Task to carry out: Filter the records below, keeping only lines with the string "Слой".
START Material for this exercise
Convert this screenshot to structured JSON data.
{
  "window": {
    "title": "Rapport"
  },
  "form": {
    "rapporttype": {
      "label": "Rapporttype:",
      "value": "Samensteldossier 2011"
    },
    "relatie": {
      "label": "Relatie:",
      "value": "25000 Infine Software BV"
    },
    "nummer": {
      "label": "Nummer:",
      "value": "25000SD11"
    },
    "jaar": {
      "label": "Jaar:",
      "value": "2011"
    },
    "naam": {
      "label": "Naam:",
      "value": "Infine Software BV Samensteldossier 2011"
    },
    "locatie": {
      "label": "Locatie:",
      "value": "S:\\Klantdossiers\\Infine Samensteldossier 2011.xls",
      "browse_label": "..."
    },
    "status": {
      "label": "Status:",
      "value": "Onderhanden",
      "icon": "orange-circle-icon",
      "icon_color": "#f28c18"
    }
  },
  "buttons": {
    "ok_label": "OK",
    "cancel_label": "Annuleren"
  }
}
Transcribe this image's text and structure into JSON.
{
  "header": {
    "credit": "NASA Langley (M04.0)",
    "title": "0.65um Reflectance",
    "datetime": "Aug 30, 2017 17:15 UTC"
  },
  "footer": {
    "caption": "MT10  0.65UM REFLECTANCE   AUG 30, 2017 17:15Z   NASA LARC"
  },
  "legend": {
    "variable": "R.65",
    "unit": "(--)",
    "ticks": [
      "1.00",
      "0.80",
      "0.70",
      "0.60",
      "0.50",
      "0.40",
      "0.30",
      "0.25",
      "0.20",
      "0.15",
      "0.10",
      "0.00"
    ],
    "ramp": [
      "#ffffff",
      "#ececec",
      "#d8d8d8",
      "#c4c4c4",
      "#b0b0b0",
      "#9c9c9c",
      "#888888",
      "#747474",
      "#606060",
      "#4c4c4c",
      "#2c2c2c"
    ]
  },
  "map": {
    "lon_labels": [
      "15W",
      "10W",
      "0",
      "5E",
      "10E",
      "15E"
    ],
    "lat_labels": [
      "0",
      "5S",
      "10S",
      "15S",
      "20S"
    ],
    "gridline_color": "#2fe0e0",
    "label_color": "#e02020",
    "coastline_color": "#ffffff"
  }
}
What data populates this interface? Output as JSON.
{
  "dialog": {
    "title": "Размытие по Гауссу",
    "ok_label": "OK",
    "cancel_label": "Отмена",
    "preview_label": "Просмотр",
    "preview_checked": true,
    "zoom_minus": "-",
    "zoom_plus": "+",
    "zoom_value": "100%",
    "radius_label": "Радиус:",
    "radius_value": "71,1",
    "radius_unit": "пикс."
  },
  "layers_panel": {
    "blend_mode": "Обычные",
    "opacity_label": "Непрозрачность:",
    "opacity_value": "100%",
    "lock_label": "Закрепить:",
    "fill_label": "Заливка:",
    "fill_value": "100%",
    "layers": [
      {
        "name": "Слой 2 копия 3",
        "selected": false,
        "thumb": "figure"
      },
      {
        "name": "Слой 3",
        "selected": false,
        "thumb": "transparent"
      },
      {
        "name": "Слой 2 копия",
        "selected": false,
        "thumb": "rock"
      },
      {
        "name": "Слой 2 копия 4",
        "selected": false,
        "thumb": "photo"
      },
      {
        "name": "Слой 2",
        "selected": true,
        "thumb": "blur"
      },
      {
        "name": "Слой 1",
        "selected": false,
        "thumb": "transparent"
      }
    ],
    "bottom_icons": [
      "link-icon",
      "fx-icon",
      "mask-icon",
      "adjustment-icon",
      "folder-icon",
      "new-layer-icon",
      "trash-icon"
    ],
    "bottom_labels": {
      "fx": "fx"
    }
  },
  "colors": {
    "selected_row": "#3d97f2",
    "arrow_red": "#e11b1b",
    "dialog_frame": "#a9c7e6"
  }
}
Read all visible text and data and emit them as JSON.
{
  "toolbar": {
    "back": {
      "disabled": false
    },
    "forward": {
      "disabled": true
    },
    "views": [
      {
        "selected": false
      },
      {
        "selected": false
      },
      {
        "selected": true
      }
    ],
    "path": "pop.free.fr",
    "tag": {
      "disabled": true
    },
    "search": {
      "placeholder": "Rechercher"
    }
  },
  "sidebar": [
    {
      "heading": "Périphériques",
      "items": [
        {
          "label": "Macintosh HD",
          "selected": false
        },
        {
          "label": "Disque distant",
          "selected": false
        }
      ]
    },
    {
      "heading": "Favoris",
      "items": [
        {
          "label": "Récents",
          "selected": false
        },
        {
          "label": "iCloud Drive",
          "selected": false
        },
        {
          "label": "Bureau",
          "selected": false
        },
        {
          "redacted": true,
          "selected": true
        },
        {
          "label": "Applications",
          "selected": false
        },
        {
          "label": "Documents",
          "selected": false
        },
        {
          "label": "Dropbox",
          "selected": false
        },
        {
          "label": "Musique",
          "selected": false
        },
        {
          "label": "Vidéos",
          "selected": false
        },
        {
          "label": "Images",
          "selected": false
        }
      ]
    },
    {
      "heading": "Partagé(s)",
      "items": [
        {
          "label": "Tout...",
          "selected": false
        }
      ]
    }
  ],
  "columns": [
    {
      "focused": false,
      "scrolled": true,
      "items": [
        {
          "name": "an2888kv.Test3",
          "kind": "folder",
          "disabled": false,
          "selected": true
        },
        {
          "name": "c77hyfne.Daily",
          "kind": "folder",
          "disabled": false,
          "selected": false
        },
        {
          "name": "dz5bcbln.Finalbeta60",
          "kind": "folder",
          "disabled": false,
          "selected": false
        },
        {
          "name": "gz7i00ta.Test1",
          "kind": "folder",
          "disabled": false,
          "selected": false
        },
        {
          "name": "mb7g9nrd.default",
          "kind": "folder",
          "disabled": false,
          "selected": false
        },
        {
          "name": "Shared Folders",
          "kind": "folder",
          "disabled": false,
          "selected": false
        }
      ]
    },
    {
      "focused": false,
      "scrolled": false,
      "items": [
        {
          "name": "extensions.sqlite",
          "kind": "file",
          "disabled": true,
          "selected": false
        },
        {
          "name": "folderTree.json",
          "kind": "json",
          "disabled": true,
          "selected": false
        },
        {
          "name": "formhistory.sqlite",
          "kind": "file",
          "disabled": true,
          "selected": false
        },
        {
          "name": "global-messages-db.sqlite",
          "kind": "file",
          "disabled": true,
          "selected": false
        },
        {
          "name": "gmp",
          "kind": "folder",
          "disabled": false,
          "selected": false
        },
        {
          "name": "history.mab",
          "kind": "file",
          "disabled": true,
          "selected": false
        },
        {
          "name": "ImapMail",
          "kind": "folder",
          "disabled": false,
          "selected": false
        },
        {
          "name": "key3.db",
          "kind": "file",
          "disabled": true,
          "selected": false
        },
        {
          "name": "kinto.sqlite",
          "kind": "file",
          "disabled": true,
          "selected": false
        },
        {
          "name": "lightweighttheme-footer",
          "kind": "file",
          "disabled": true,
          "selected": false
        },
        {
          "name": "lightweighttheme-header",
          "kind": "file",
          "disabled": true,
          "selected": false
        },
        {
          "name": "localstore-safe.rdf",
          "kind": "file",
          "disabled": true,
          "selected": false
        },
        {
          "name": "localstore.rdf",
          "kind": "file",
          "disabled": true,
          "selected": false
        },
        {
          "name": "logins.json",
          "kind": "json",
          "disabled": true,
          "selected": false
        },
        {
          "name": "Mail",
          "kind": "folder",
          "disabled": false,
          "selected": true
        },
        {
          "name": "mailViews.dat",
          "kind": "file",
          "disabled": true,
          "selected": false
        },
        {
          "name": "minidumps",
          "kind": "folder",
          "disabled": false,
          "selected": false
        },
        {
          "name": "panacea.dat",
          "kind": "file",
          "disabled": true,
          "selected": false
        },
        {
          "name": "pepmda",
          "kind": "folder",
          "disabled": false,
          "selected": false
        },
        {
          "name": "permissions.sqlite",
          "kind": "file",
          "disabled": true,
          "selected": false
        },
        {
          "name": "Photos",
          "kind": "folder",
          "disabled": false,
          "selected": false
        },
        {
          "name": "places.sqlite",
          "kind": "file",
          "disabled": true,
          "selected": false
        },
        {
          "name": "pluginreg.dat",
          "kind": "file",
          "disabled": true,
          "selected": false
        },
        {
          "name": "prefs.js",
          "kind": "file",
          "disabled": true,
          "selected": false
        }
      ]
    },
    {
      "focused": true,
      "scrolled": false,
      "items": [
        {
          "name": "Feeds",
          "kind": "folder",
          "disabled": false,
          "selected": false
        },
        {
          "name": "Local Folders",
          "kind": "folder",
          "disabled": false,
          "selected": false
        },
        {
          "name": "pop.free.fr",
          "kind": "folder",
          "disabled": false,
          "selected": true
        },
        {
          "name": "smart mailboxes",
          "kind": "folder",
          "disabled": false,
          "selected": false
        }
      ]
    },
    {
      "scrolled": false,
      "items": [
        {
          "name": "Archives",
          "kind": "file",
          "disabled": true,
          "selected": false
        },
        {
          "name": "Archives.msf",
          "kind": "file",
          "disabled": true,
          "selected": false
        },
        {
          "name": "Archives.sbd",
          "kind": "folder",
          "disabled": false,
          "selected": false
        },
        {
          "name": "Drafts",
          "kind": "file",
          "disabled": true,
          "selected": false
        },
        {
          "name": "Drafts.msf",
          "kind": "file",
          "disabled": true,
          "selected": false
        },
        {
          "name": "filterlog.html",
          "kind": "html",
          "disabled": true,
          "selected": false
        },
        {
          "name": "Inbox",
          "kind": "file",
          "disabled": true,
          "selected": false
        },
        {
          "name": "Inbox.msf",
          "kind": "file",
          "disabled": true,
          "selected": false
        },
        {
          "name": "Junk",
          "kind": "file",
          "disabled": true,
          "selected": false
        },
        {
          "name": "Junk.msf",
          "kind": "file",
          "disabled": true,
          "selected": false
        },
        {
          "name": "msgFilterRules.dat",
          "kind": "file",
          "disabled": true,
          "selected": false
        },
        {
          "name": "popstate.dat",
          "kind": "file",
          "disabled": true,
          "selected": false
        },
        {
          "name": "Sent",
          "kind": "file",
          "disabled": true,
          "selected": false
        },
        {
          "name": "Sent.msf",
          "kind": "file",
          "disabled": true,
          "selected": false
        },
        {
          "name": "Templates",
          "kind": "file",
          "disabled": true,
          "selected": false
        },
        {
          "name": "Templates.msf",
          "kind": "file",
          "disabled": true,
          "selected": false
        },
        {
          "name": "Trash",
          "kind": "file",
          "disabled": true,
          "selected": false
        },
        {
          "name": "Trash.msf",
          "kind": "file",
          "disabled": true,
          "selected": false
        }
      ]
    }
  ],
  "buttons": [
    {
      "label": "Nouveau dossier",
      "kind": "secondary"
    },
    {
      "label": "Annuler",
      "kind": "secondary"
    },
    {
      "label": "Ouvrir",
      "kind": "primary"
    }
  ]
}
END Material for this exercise
Result of the task:
        "name": "Слой 2 копия 3",
        "name": "Слой 3",
        "name": "Слой 2 копия",
        "name": "Слой 2 копия 4",
        "name": "Слой 2",
        "name": "Слой 1",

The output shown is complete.